But there will also be external pressures on the personalized medicine space, forcing industry players to adapt and evolve. For example, in recent years, Keeling has observed that investors and market analysts are becoming more sophisticated in their evaluations of drug companies' assets and factoring in details around biomarker testing for specific drugs. The experience with pembrolizumab (Merck's Keytruda) has shown investors the power of a biomarker strategy to define the patient population most likely to benefit and to differentiate a drug in a competitive market, according to the report.
"Nowhere is this more evident than in the [immuno-oncology] sector where pharma is compelled to explain why drugs with a similar mechanism of action might be accompanied by very different testing strategies or, in some situations, none at all," Keeling wrote in the report. "In response, a number of CEOs across the industry designate testing strategies as a top priority at their investor briefings, explaining that all, or most, of their therapies will be launched alongside better testing."
Lastly, Diaceutics predicts another significant disruptive force from the East. The company has a team on the ground in China, and conversations with Chinese pharma companies suggest not only a willingness to out-invest Western counterparts in precision medicine but also to purchase drug companies in the US and Europe with products and expertise in biomarker-informed treatments. The Chinese government has already committed around $9 billion toward funding precision medicine in the country, and Diaceutics estimates that for every dollar the US government spends in this field, China is putting forth $43.58.
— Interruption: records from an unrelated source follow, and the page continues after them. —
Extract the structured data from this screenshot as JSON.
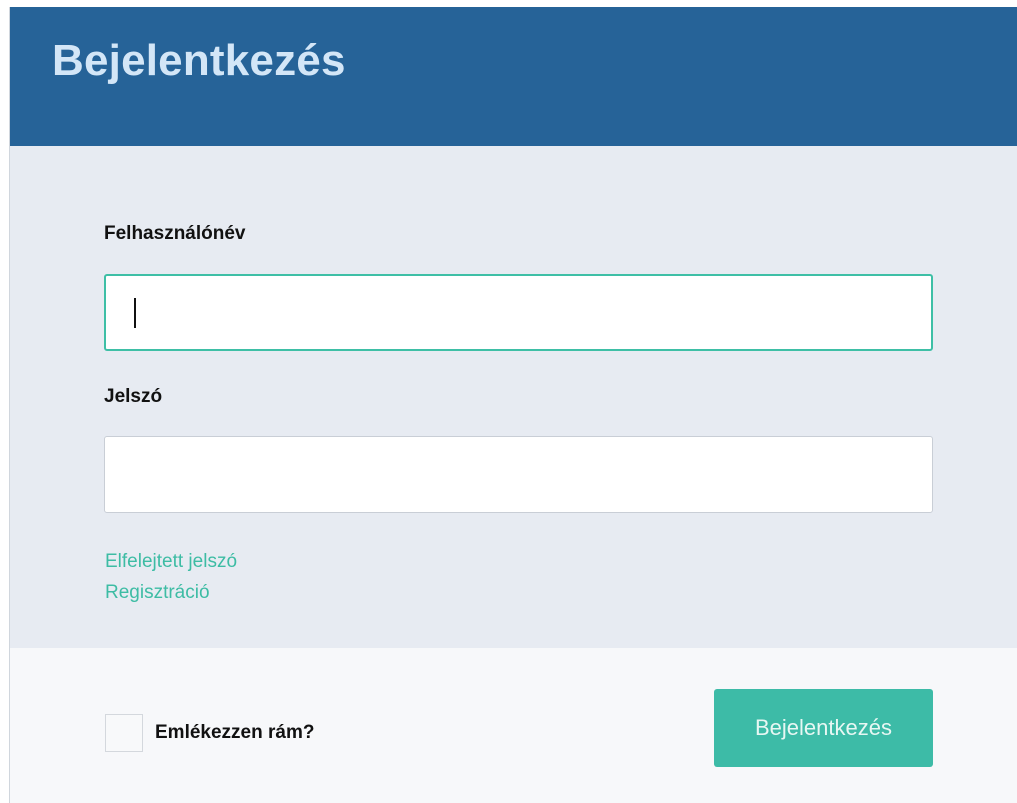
{
  "header": {
    "title": "Bejelentkezés",
    "bg_color": "#266398"
  },
  "form": {
    "username_label": "Felhasználónév",
    "username_value": "",
    "password_label": "Jelszó",
    "password_value": "",
    "forgot_link": "Elfelejtett jelszó",
    "register_link": "Regisztráció",
    "focus_color": "#3ebfa6"
  },
  "footer": {
    "remember_label": "Emlékezzen rám?",
    "remember_checked": false,
    "submit_label": "Bejelentkezés",
    "accent_color": "#3dbba7"
  }
}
China's entrance into the space could be a significant disruptive force from a pricing standpoint. Precision medicines are typically for rare disease populations, and in cancer, given to advanced patients, which result in smaller market sizes for these drugs. Drugmakers to date have responded by setting high prices for these products. But China's entrance into the precision medicine space will be one focused on achieving volume using cheaper drug and test solutions.
"The Chinese industrial model has … a cultural affinity and comfort with the idea that volume is better than high prices," Keeling said. "I've been around to every pharmaceutical manufacturing facility in the US and they're huge, but they are not as large as those being built by Chinese companies, by an order of magnitude."
According to the report, the entry of China into precision medicine will only put a brighter spotlight on the drawbacks of how drugs and tests are developed and commercialized in the US and Europe. "This will accentuate the observation that precision medicine is already a 'high-priced' paradigm in the West, with many payers and governments balking at initial price points, opening the window for more cost-effective solutions," Keeling wrote in the report.